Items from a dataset
################

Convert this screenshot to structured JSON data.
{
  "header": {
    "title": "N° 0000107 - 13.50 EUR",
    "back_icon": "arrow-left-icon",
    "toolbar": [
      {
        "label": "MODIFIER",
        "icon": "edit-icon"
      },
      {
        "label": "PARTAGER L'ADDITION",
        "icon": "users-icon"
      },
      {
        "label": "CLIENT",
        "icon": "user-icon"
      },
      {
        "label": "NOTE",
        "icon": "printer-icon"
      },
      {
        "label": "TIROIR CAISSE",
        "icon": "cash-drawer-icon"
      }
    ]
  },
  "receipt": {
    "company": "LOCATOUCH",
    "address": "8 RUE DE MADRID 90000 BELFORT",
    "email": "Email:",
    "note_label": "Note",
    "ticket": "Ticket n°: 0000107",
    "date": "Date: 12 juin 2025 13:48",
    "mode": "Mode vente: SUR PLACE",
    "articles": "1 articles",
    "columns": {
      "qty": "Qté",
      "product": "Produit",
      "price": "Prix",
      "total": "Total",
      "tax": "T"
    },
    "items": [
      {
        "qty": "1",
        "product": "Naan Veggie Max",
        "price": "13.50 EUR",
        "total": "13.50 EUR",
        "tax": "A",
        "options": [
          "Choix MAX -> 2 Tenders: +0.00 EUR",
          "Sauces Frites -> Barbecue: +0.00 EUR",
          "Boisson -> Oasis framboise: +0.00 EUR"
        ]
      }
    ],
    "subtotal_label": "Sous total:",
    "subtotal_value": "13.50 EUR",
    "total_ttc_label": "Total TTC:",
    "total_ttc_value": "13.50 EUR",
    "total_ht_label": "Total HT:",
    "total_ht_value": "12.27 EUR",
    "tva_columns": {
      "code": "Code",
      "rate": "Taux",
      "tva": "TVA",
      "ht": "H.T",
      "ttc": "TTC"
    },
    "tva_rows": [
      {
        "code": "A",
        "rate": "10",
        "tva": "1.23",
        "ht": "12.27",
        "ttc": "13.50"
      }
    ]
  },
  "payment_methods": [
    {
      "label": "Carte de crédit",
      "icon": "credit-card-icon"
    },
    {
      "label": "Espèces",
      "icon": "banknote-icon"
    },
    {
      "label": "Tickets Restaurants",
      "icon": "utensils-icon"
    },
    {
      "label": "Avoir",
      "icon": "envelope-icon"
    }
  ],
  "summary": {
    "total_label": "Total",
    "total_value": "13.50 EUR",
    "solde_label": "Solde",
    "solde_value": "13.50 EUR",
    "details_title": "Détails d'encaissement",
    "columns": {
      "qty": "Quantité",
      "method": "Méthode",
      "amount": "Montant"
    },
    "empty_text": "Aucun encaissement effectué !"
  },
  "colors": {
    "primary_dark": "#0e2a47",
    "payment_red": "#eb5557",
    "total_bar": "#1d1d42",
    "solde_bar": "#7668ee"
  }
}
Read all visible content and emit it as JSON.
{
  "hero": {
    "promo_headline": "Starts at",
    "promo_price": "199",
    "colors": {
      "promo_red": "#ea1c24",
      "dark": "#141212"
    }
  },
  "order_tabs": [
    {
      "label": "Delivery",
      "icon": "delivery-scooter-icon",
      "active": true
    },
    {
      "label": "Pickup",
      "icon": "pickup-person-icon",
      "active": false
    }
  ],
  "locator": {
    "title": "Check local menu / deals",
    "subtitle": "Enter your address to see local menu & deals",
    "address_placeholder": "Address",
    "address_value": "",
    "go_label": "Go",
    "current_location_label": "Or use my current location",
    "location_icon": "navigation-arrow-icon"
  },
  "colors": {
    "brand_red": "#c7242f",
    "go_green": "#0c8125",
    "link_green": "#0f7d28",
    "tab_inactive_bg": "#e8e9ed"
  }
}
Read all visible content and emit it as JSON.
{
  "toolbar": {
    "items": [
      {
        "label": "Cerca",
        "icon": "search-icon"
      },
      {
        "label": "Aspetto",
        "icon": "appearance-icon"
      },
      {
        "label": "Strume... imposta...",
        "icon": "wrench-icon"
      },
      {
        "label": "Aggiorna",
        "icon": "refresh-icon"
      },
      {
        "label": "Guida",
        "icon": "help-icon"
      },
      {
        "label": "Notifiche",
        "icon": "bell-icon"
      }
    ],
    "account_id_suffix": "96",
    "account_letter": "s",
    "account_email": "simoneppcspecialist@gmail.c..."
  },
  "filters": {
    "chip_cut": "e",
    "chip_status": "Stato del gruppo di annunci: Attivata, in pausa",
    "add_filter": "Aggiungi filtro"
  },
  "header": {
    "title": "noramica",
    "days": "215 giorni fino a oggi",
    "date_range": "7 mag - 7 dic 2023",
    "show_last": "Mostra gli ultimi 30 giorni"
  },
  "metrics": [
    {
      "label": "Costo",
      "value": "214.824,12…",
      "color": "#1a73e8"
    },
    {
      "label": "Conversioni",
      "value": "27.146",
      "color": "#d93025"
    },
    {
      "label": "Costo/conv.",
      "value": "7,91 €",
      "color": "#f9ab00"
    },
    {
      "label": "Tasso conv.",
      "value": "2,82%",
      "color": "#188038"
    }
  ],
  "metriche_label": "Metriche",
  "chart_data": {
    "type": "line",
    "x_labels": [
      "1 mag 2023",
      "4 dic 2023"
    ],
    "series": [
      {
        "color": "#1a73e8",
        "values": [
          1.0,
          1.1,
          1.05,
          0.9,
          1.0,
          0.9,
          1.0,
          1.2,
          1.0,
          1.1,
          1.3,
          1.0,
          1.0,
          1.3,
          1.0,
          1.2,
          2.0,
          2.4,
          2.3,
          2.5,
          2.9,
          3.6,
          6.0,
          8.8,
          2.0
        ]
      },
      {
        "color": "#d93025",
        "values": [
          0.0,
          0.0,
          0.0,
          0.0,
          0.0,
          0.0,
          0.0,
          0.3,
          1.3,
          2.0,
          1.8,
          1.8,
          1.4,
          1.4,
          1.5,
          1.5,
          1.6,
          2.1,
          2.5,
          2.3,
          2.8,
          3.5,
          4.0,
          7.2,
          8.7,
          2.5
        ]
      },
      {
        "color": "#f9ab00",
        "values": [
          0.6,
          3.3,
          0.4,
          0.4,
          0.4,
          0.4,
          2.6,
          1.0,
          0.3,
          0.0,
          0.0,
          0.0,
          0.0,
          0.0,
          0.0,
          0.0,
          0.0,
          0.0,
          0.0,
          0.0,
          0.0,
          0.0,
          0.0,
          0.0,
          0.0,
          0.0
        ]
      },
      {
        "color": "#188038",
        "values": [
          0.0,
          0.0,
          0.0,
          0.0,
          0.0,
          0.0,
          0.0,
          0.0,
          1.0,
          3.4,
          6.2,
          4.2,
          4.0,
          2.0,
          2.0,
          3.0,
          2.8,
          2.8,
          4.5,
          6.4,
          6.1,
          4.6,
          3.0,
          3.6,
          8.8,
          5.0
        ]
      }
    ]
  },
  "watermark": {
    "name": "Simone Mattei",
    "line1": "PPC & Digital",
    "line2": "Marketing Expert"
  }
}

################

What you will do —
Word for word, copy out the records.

Answer for the task —
Convert this screenshot to structured JSON data.
{
  "header": {
    "title": "N° 0000107 - 13.50 EUR",
    "back_icon": "arrow-left-icon",
    "toolbar": [
      {
        "label": "MODIFIER",
        "icon": "edit-icon"
      },
      {
        "label": "PARTAGER L'ADDITION",
        "icon": "users-icon"
      },
      {
        "label": "CLIENT",
        "icon": "user-icon"
      },
      {
        "label": "NOTE",
        "icon": "printer-icon"
      },
      {
        "label": "TIROIR CAISSE",
        "icon": "cash-drawer-icon"
      }
    ]
  },
  "receipt": {
    "company": "LOCATOUCH",
    "address": "8 RUE DE MADRID 90000 BELFORT",
    "email": "Email:",
    "note_label": "Note",
    "ticket": "Ticket n°: 0000107",
    "date": "Date: 12 juin 2025 13:48",
    "mode": "Mode vente: SUR PLACE",
    "articles": "1 articles",
    "columns": {
      "qty": "Qté",
      "product": "Produit",
      "price": "Prix",
      "total": "Total",
      "tax": "T"
    },
    "items": [
      {
        "qty": "1",
        "product": "Naan Veggie Max",
        "price": "13.50 EUR",
        "total": "13.50 EUR",
        "tax": "A",
        "options": [
          "Choix MAX -> 2 Tenders: +0.00 EUR",
          "Sauces Frites -> Barbecue: +0.00 EUR",
          "Boisson -> Oasis framboise: +0.00 EUR"
        ]
      }
    ],
    "subtotal_label": "Sous total:",
    "subtotal_value": "13.50 EUR",
    "total_ttc_label": "Total TTC:",
    "total_ttc_value": "13.50 EUR",
    "total_ht_label": "Total HT:",
    "total_ht_value": "12.27 EUR",
    "tva_columns": {
      "code": "Code",
      "rate": "Taux",
      "tva": "TVA",
      "ht": "H.T",
      "ttc": "TTC"
    },
    "tva_rows": [
      {
        "code": "A",
        "rate": "10",
        "tva": "1.23",
        "ht": "12.27",
        "ttc": "13.50"
      }
    ]
  },
  "payment_methods": [
    {
      "label": "Carte de crédit",
      "icon": "credit-card-icon"
    },
    {
      "label": "Espèces",
      "icon": "banknote-icon"
    },
    {
      "label": "Tickets Restaurants",
      "icon": "utensils-icon"
    },
    {
      "label": "Avoir",
      "icon": "envelope-icon"
    }
  ],
  "summary": {
    "total_label": "Total",
    "total_value": "13.50 EUR",
    "solde_label": "Solde",
    "solde_value": "13.50 EUR",
    "details_title": "Détails d'encaissement",
    "columns": {
      "qty": "Quantité",
      "method": "Méthode",
      "amount": "Montant"
    },
    "empty_text": "Aucun encaissement effectué !"
  },
  "colors": {
    "primary_dark": "#0e2a47",
    "payment_red": "#eb5557",
    "total_bar": "#1d1d42",
    "solde_bar": "#7668ee"
  }
}
Read all visible content and emit it as JSON.
{
  "hero": {
    "promo_headline": "Starts at",
    "promo_price": "199",
    "colors": {
      "promo_red": "#ea1c24",
      "dark": "#141212"
    }
  },
  "order_tabs": [
    {
      "label": "Delivery",
      "icon": "delivery-scooter-icon",
      "active": true
    },
    {
      "label": "Pickup",
      "icon": "pickup-person-icon",
      "active": false
    }
  ],
  "locator": {
    "title": "Check local menu / deals",
    "subtitle": "Enter your address to see local menu & deals",
    "address_placeholder": "Address",
    "address_value": "",
    "go_label": "Go",
    "current_location_label": "Or use my current location",
    "location_icon": "navigation-arrow-icon"
  },
  "colors": {
    "brand_red": "#c7242f",
    "go_green": "#0c8125",
    "link_green": "#0f7d28",
    "tab_inactive_bg": "#e8e9ed"
  }
}
Read all visible content and emit it as JSON.
{
  "toolbar": {
    "items": [
      {
        "label": "Cerca",
        "icon": "search-icon"
      },
      {
        "label": "Aspetto",
        "icon": "appearance-icon"
      },
      {
        "label": "Strume... imposta...",
        "icon": "wrench-icon"
      },
      {
        "label": "Aggiorna",
        "icon": "refresh-icon"
      },
      {
        "label": "Guida",
        "icon": "help-icon"
      },
      {
        "label": "Notifiche",
        "icon": "bell-icon"
      }
    ],
    "account_id_suffix": "96",
    "account_letter": "s",
    "account_email": "simoneppcspecialist@gmail.c..."
  },
  "filters": {
    "chip_cut": "e",
    "chip_status": "Stato del gruppo di annunci: Attivata, in pausa",
    "add_filter": "Aggiungi filtro"
  },
  "header": {
    "title": "noramica",
    "days": "215 giorni fino a oggi",
    "date_range": "7 mag - 7 dic 2023",
    "show_last": "Mostra gli ultimi 30 giorni"
  },
  "metrics": [
    {
      "label": "Costo",
      "value": "214.824,12…",
      "color": "#1a73e8"
    },
    {
      "label": "Conversioni",
      "value": "27.146",
      "color": "#d93025"
    },
    {
      "label": "Costo/conv.",
      "value": "7,91 €",
      "color": "#f9ab00"
    },
    {
      "label": "Tasso conv.",
      "value": "2,82%",
      "color": "#188038"
    }
  ],
  "metriche_label": "Metriche",
  "chart_data": {
    "type": "line",
    "x_labels": [
      "1 mag 2023",
      "4 dic 2023"
    ],
    "series": [
      {
        "color": "#1a73e8",
        "values": [
          1.0,
          1.1,
          1.05,
          0.9,
          1.0,
          0.9,
          1.0,
          1.2,
          1.0,
          1.1,
          1.3,
          1.0,
          1.0,
          1.3,
          1.0,
          1.2,
          2.0,
          2.4,
          2.3,
          2.5,
          2.9,
          3.6,
          6.0,
          8.8,
          2.0
        ]
      },
      {
        "color": "#d93025",
        "values": [
          0.0,
          0.0,
          0.0,
          0.0,
          0.0,
          0.0,
          0.0,
          0.3,
          1.3,
          2.0,
          1.8,
          1.8,
          1.4,
          1.4,
          1.5,
          1.5,
          1.6,
          2.1,
          2.5,
          2.3,
          2.8,
          3.5,
          4.0,
          7.2,
          8.7,
          2.5
        ]
      },
      {
        "color": "#f9ab00",
        "values": [
          0.6,
          3.3,
          0.4,
          0.4,
          0.4,
          0.4,
          2.6,
          1.0,
          0.3,
          0.0,
          0.0,
          0.0,
          0.0,
          0.0,
          0.0,
          0.0,
          0.0,
          0.0,
          0.0,
          0.0,
          0.0,
          0.0,
          0.0,
          0.0,
          0.0,
          0.0
        ]
      },
      {
        "color": "#188038",
        "values": [
          0.0,
          0.0,
          0.0,
          0.0,
          0.0,
          0.0,
          0.0,
          0.0,
          1.0,
          3.4,
          6.2,
          4.2,
          4.0,
          2.0,
          2.0,
          3.0,
          2.8,
          2.8,
          4.5,
          6.4,
          6.1,
          4.6,
          3.0,
          3.6,
          8.8,
          5.0
        ]
      }
    ]
  },
  "watermark": {
    "name": "Simone Mattei",
    "line1": "PPC & Digital",
    "line2": "Marketing Expert"
  }
}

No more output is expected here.